And to me, THAT is the key element of RDI that I walked away with; as Dr. Gutstein said, "This is a marathon, not a sprint." This is a long-term goal with a life-changing pay-off. So, rather than mix metaphors maybe we should imagine that you actually need to run the 26.4 miles to this wedding. You won't be able to do it without making short-term compensations along the way: you'll have to stop to rehydrate; you may have to go to the bathroom; you may need to stop and tie your shoe. But ultimately, you will know all along that the wedding is your destination.

And so it is with RDI. Bud will need to learn write letters and color in the lines. He'll need to learn to tell us when he has to go to the bathroom. He'll need to be able to put his pants on, right side out and not backwards. And there are lots of great approaches we can use to help him learn how to do those things. But at the same time, every day in a multitude of small but thoughtful ways we need to work on remediation, on gaining the life skills he'll need to integrate, synthesize, adjust, and respond; and we always need to keep our eyes on the prize, the long-term end of the marathon: meaningful relationships with other people, a real job, the ability to live independently. These are the things I want for Bud, and ultimately, I believe that these are the things he will want for himself. Marathons are hard work; I know that. But it's time to start training.

Monday, July 04, 2005

The Cruise-ades

What in the world is going on with Tom Cruise?

As a parent who has struggled with the decision to give my child medication, I am particularly horrified that he seems comfortable not only with dispensing medical advice, but also with passing judgment on people in serious need. And as a professional who has worked with young adults at an age when mental health issues often begin to emerge, I have seen first-hand - repeatedly - the profound difference that good counseling and the right medication can make in helping someone reclaim control of life and restore a sense of balance and well-being.

Wouldn't it be ironic if Tom's erratic behavior turns out to be the manic manifestation of a bipolar disorder?

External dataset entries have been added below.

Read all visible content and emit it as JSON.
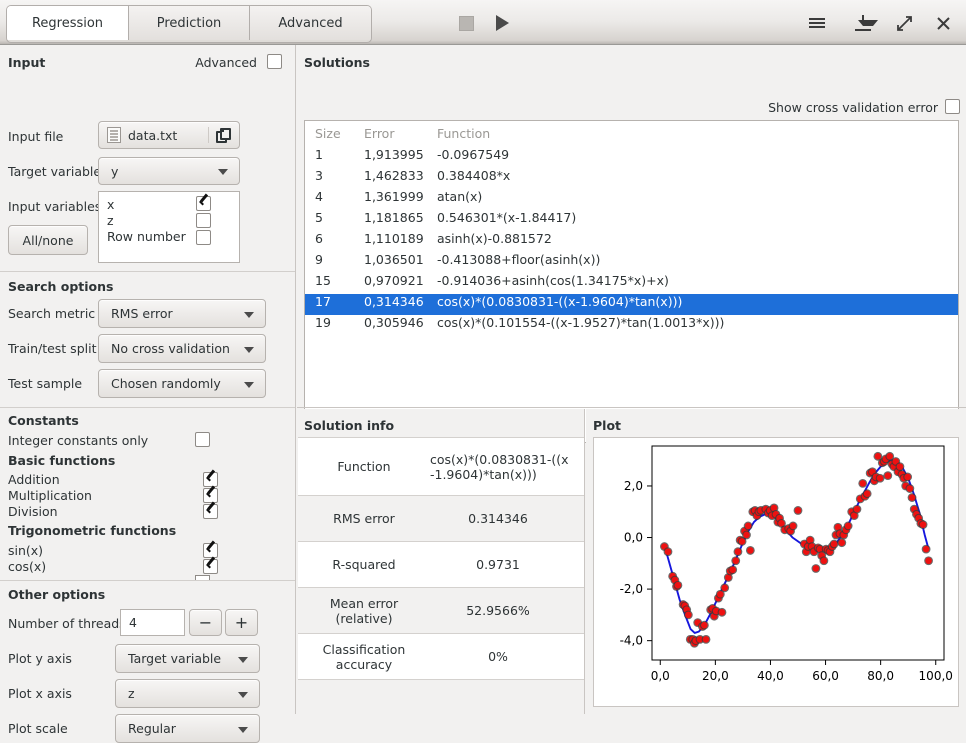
{
  "window": {
    "tabs": [
      {
        "label": "Regression",
        "active": true
      },
      {
        "label": "Prediction",
        "active": false
      },
      {
        "label": "Advanced",
        "active": false
      }
    ],
    "toolbar_icons": [
      "stop-icon",
      "play-icon",
      "menu-icon",
      "download-icon",
      "expand-icon",
      "close-icon"
    ]
  },
  "input": {
    "section_title": "Input",
    "advanced_label": "Advanced",
    "advanced_checked": false,
    "input_file_label": "Input file",
    "input_file_value": "data.txt",
    "target_variable_label": "Target variable",
    "target_variable_value": "y",
    "input_variables_label": "Input variables",
    "all_none_label": "All/none",
    "variables": [
      {
        "name": "x",
        "checked": true
      },
      {
        "name": "z",
        "checked": false
      },
      {
        "name": "Row number",
        "checked": false
      }
    ]
  },
  "search_options": {
    "section_title": "Search options",
    "search_metric_label": "Search metric",
    "search_metric_value": "RMS error",
    "train_test_split_label": "Train/test split",
    "train_test_split_value": "No cross validation",
    "test_sample_label": "Test sample",
    "test_sample_value": "Chosen randomly"
  },
  "constants": {
    "section_title": "Constants",
    "integer_only_label": "Integer constants only",
    "integer_only_checked": false,
    "basic_title": "Basic functions",
    "basic": [
      {
        "name": "Addition",
        "checked": true
      },
      {
        "name": "Multiplication",
        "checked": true
      },
      {
        "name": "Division",
        "checked": true
      }
    ],
    "trig_title": "Trigonometric functions",
    "trig": [
      {
        "name": "sin(x)",
        "checked": true
      },
      {
        "name": "cos(x)",
        "checked": true
      }
    ]
  },
  "other_options": {
    "section_title": "Other options",
    "threads_label": "Number of threads",
    "threads_value": "4",
    "minus_label": "−",
    "plus_label": "+",
    "plot_y_label": "Plot y axis",
    "plot_y_value": "Target variable",
    "plot_x_label": "Plot x axis",
    "plot_x_value": "z",
    "plot_scale_label": "Plot scale",
    "plot_scale_value": "Regular"
  },
  "solutions": {
    "title": "Solutions",
    "cross_validation_label": "Show cross validation error",
    "cross_validation_checked": false,
    "columns": [
      "Size",
      "Error",
      "Function"
    ],
    "rows": [
      {
        "size": "1",
        "error": "1,913995",
        "function": "-0.0967549",
        "selected": false
      },
      {
        "size": "3",
        "error": "1,462833",
        "function": "0.384408*x",
        "selected": false
      },
      {
        "size": "4",
        "error": "1,361999",
        "function": "atan(x)",
        "selected": false
      },
      {
        "size": "5",
        "error": "1,181865",
        "function": "0.546301*(x-1.84417)",
        "selected": false
      },
      {
        "size": "6",
        "error": "1,110189",
        "function": "asinh(x)-0.881572",
        "selected": false
      },
      {
        "size": "9",
        "error": "1,036501",
        "function": "-0.413088+floor(asinh(x))",
        "selected": false
      },
      {
        "size": "15",
        "error": "0,970921",
        "function": "-0.914036+asinh(cos(1.34175*x)+x)",
        "selected": false
      },
      {
        "size": "17",
        "error": "0,314346",
        "function": "cos(x)*(0.0830831-((x-1.9604)*tan(x)))",
        "selected": true
      },
      {
        "size": "19",
        "error": "0,305946",
        "function": "cos(x)*(0.101554-((x-1.9527)*tan(1.0013*x)))",
        "selected": false
      }
    ],
    "selection_color": "#1e6fd9"
  },
  "solution_info": {
    "title": "Solution info",
    "rows": [
      {
        "key": "Function",
        "value": "cos(x)*(0.0830831-((x-1.9604)*tan(x)))"
      },
      {
        "key": "RMS error",
        "value": "0.314346"
      },
      {
        "key": "R-squared",
        "value": "0.9731"
      },
      {
        "key": "Mean error (relative)",
        "value": "52.9566%"
      },
      {
        "key": "Classification accuracy",
        "value": "0%"
      }
    ]
  },
  "plot": {
    "title": "Plot"
  },
  "chart_data": {
    "type": "scatter",
    "title": "",
    "xlabel": "",
    "ylabel": "",
    "xlim": [
      -3,
      103
    ],
    "ylim": [
      -4.75,
      3.55
    ],
    "xticks": [
      0,
      20,
      40,
      60,
      80,
      100
    ],
    "xticklabels": [
      "0,0",
      "20,0",
      "40,0",
      "60,0",
      "80,0",
      "100,0"
    ],
    "yticks": [
      -4,
      -2,
      0,
      2
    ],
    "yticklabels": [
      "-4,0",
      "-2,0",
      "0,0",
      "2,0"
    ],
    "grid": false,
    "legend": false,
    "series": [
      {
        "name": "data",
        "type": "scatter",
        "marker_color": "#ee1111",
        "marker_edge": "#3a3a3a",
        "points": [
          [
            1.5,
            -0.35
          ],
          [
            2.8,
            -0.55
          ],
          [
            4.5,
            -1.5
          ],
          [
            5.3,
            -1.65
          ],
          [
            5.9,
            -1.9
          ],
          [
            6.4,
            -1.85
          ],
          [
            8.3,
            -2.6
          ],
          [
            8.9,
            -2.65
          ],
          [
            9.6,
            -2.8
          ],
          [
            10.2,
            -3.0
          ],
          [
            10.9,
            -3.95
          ],
          [
            11.8,
            -3.95
          ],
          [
            12.4,
            -4.1
          ],
          [
            12.9,
            -4.0
          ],
          [
            13.6,
            -3.3
          ],
          [
            14.4,
            -3.95
          ],
          [
            15.3,
            -3.45
          ],
          [
            16.0,
            -3.4
          ],
          [
            16.6,
            -3.95
          ],
          [
            18.3,
            -2.8
          ],
          [
            19.0,
            -2.75
          ],
          [
            19.6,
            -3.05
          ],
          [
            20.3,
            -2.85
          ],
          [
            21.1,
            -2.35
          ],
          [
            21.8,
            -2.2
          ],
          [
            22.4,
            -2.9
          ],
          [
            23.4,
            -1.95
          ],
          [
            24.7,
            -1.55
          ],
          [
            25.4,
            -1.3
          ],
          [
            26.3,
            -1.25
          ],
          [
            27.4,
            -0.9
          ],
          [
            28.2,
            -0.55
          ],
          [
            29.0,
            -0.1
          ],
          [
            29.7,
            -0.15
          ],
          [
            30.6,
            0.25
          ],
          [
            31.3,
            0.1
          ],
          [
            31.9,
            0.45
          ],
          [
            32.7,
            -0.5
          ],
          [
            33.6,
            1.0
          ],
          [
            34.4,
            1.05
          ],
          [
            35.1,
            0.85
          ],
          [
            35.8,
            1.0
          ],
          [
            36.5,
            1.05
          ],
          [
            38.3,
            1.1
          ],
          [
            39.2,
            0.95
          ],
          [
            39.9,
            1.05
          ],
          [
            40.6,
            0.85
          ],
          [
            41.3,
            1.15
          ],
          [
            42.0,
            0.9
          ],
          [
            42.7,
            0.6
          ],
          [
            43.3,
            0.75
          ],
          [
            44.0,
            0.55
          ],
          [
            45.2,
            0.3
          ],
          [
            46.6,
            0.35
          ],
          [
            47.3,
            0.25
          ],
          [
            48.2,
            0.45
          ],
          [
            50.0,
            1.05
          ],
          [
            52.3,
            -0.25
          ],
          [
            53.0,
            -0.55
          ],
          [
            53.7,
            -0.35
          ],
          [
            54.4,
            -0.1
          ],
          [
            55.1,
            -0.35
          ],
          [
            55.8,
            -0.55
          ],
          [
            56.5,
            -1.2
          ],
          [
            57.3,
            -0.4
          ],
          [
            58.0,
            -0.45
          ],
          [
            58.6,
            -0.7
          ],
          [
            59.4,
            -0.9
          ],
          [
            60.2,
            -0.45
          ],
          [
            60.9,
            -0.5
          ],
          [
            61.6,
            -0.55
          ],
          [
            62.4,
            -0.35
          ],
          [
            63.1,
            -0.25
          ],
          [
            63.8,
            0.1
          ],
          [
            64.5,
            0.4
          ],
          [
            65.2,
            0.15
          ],
          [
            65.9,
            -0.2
          ],
          [
            66.6,
            0.1
          ],
          [
            67.4,
            0.3
          ],
          [
            68.2,
            0.45
          ],
          [
            69.5,
            1.0
          ],
          [
            70.4,
            0.85
          ],
          [
            71.4,
            1.1
          ],
          [
            72.6,
            1.5
          ],
          [
            73.5,
            2.1
          ],
          [
            74.3,
            1.6
          ],
          [
            75.1,
            1.7
          ],
          [
            76.2,
            2.5
          ],
          [
            77.0,
            2.55
          ],
          [
            77.7,
            2.2
          ],
          [
            78.3,
            2.35
          ],
          [
            79.0,
            3.15
          ],
          [
            79.8,
            2.3
          ],
          [
            80.6,
            2.9
          ],
          [
            81.3,
            2.95
          ],
          [
            81.9,
            3.05
          ],
          [
            82.6,
            2.4
          ],
          [
            83.3,
            3.15
          ],
          [
            84.1,
            2.85
          ],
          [
            84.8,
            2.75
          ],
          [
            85.5,
            2.95
          ],
          [
            86.3,
            2.55
          ],
          [
            87.0,
            2.75
          ],
          [
            87.7,
            2.45
          ],
          [
            88.4,
            2.3
          ],
          [
            89.1,
            2.0
          ],
          [
            89.8,
            2.35
          ],
          [
            90.6,
            1.9
          ],
          [
            91.4,
            1.55
          ],
          [
            92.2,
            1.1
          ],
          [
            93.0,
            0.9
          ],
          [
            93.8,
            0.75
          ],
          [
            94.6,
            0.55
          ],
          [
            95.4,
            0.5
          ],
          [
            96.5,
            -0.45
          ],
          [
            97.4,
            -0.9
          ]
        ]
      },
      {
        "name": "fit",
        "type": "line",
        "color": "#1616dd",
        "points": [
          [
            1.5,
            -0.3
          ],
          [
            4,
            -1.25
          ],
          [
            7,
            -2.4
          ],
          [
            9,
            -3.0
          ],
          [
            11,
            -3.55
          ],
          [
            12.5,
            -3.7
          ],
          [
            14,
            -3.65
          ],
          [
            16,
            -3.4
          ],
          [
            18,
            -3.0
          ],
          [
            20,
            -2.55
          ],
          [
            22,
            -2.1
          ],
          [
            24,
            -1.65
          ],
          [
            26,
            -1.2
          ],
          [
            28,
            -0.7
          ],
          [
            30,
            -0.2
          ],
          [
            32,
            0.25
          ],
          [
            34,
            0.6
          ],
          [
            36,
            0.8
          ],
          [
            38,
            0.9
          ],
          [
            40,
            0.88
          ],
          [
            42,
            0.75
          ],
          [
            44,
            0.5
          ],
          [
            46,
            0.25
          ],
          [
            48,
            0.0
          ],
          [
            50,
            -0.15
          ],
          [
            52,
            -0.3
          ],
          [
            54,
            -0.4
          ],
          [
            56,
            -0.48
          ],
          [
            58,
            -0.5
          ],
          [
            60,
            -0.48
          ],
          [
            62,
            -0.4
          ],
          [
            64,
            -0.2
          ],
          [
            66,
            0.1
          ],
          [
            68,
            0.45
          ],
          [
            70,
            0.9
          ],
          [
            72,
            1.35
          ],
          [
            74,
            1.75
          ],
          [
            76,
            2.15
          ],
          [
            78,
            2.5
          ],
          [
            80,
            2.75
          ],
          [
            82,
            2.92
          ],
          [
            84,
            3.0
          ],
          [
            86,
            2.95
          ],
          [
            88,
            2.7
          ],
          [
            90,
            2.3
          ],
          [
            92,
            1.7
          ],
          [
            94,
            1.0
          ],
          [
            96,
            0.1
          ],
          [
            97.4,
            -0.45
          ]
        ]
      }
    ]
  }
}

Nothing a little lithium couldn't fix...

The literal agenda

As Bud becomes more verbal and develops a more conversational command of language, I am growing increasingly aware of just how literal-minded he is. For those who don't know him well, this literal-mindedness manifests in a way that seems remarkably wise-assish. This week, I had Bud at the office with me and a colleague approached him and said, "Bud, I like your shoes."

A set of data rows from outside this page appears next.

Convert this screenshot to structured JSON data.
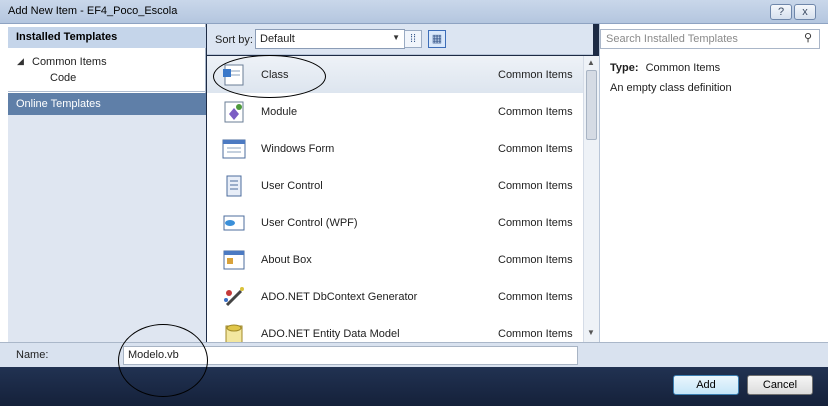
{
  "window": {
    "title": "Add New Item - EF4_Poco_Escola",
    "help_glyph": "?",
    "close_glyph": "x"
  },
  "sidebar": {
    "header": "Installed Templates",
    "tree": [
      {
        "label": "Common Items"
      },
      {
        "label": "Code"
      }
    ],
    "online": "Online Templates"
  },
  "toolbar": {
    "sort_label": "Sort by:",
    "sort_value": "Default"
  },
  "templates": [
    {
      "name": "Class",
      "category": "Common Items",
      "icon": "class-icon"
    },
    {
      "name": "Module",
      "category": "Common Items",
      "icon": "module-icon"
    },
    {
      "name": "Windows Form",
      "category": "Common Items",
      "icon": "windows-form-icon"
    },
    {
      "name": "User Control",
      "category": "Common Items",
      "icon": "user-control-icon"
    },
    {
      "name": "User Control (WPF)",
      "category": "Common Items",
      "icon": "user-control-wpf-icon"
    },
    {
      "name": "About Box",
      "category": "Common Items",
      "icon": "about-box-icon"
    },
    {
      "name": "ADO.NET DbContext Generator",
      "category": "Common Items",
      "icon": "dbcontext-generator-icon"
    },
    {
      "name": "ADO.NET Entity Data Model",
      "category": "Common Items",
      "icon": "entity-data-model-icon"
    }
  ],
  "details": {
    "search_placeholder": "Search Installed Templates",
    "type_label": "Type:",
    "type_value": "Common Items",
    "description": "An empty class definition"
  },
  "name_field": {
    "label": "Name:",
    "value": "Modelo.vb"
  },
  "buttons": {
    "add": "Add",
    "cancel": "Cancel"
  },
  "colors": {
    "selected_tree_bg": "#5f7fa8",
    "header_bg": "#c5d5ea",
    "footer_bg": "#1d2b45"
  }
}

He replied, "That's not shoes; that's sandals."

Undaunted, she persisted. "So, Bud, are you still in school or is school over for the summer?"

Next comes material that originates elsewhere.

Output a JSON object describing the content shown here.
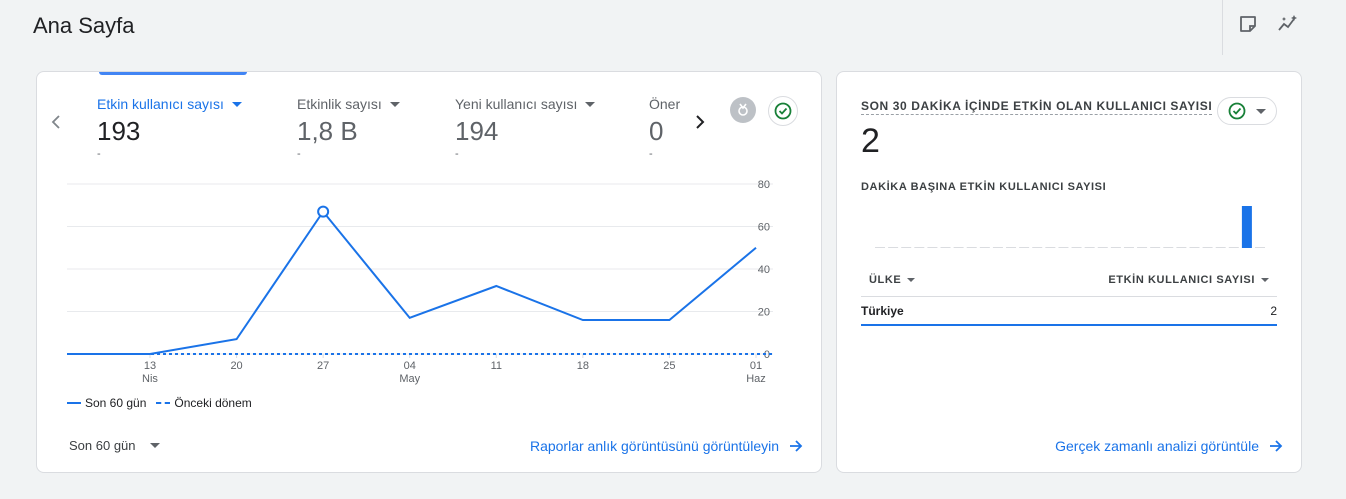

He looked at her blankly and blinked.

A little more insistent now, she repeated, "Are you still in school, Bud?"

He looked around, bewildered, and replied, "No, I'm not in school. I'm in Mom's office." Silly woman!

My favorite literal-moment laugh is from earlier in the week, when I stopped at the natural products store in town to buy some hair dye to cover over the grey roots that have begun peeking out. For obvious reasons (mainly that he'd want to "help"), I never color my hair when Bud is around. So when he asked what I was buying I told him it was something to "do my hair."

I could see him puzzling over what it was that I was going to do to my hair, then he asked "To dry your hair?"

"No, to color my hair."

"No!" he shrieked. "Don't color your hair! Keep it brown!"

I quickly agreed and the crisis was over... but what color do you suppose he was picturing?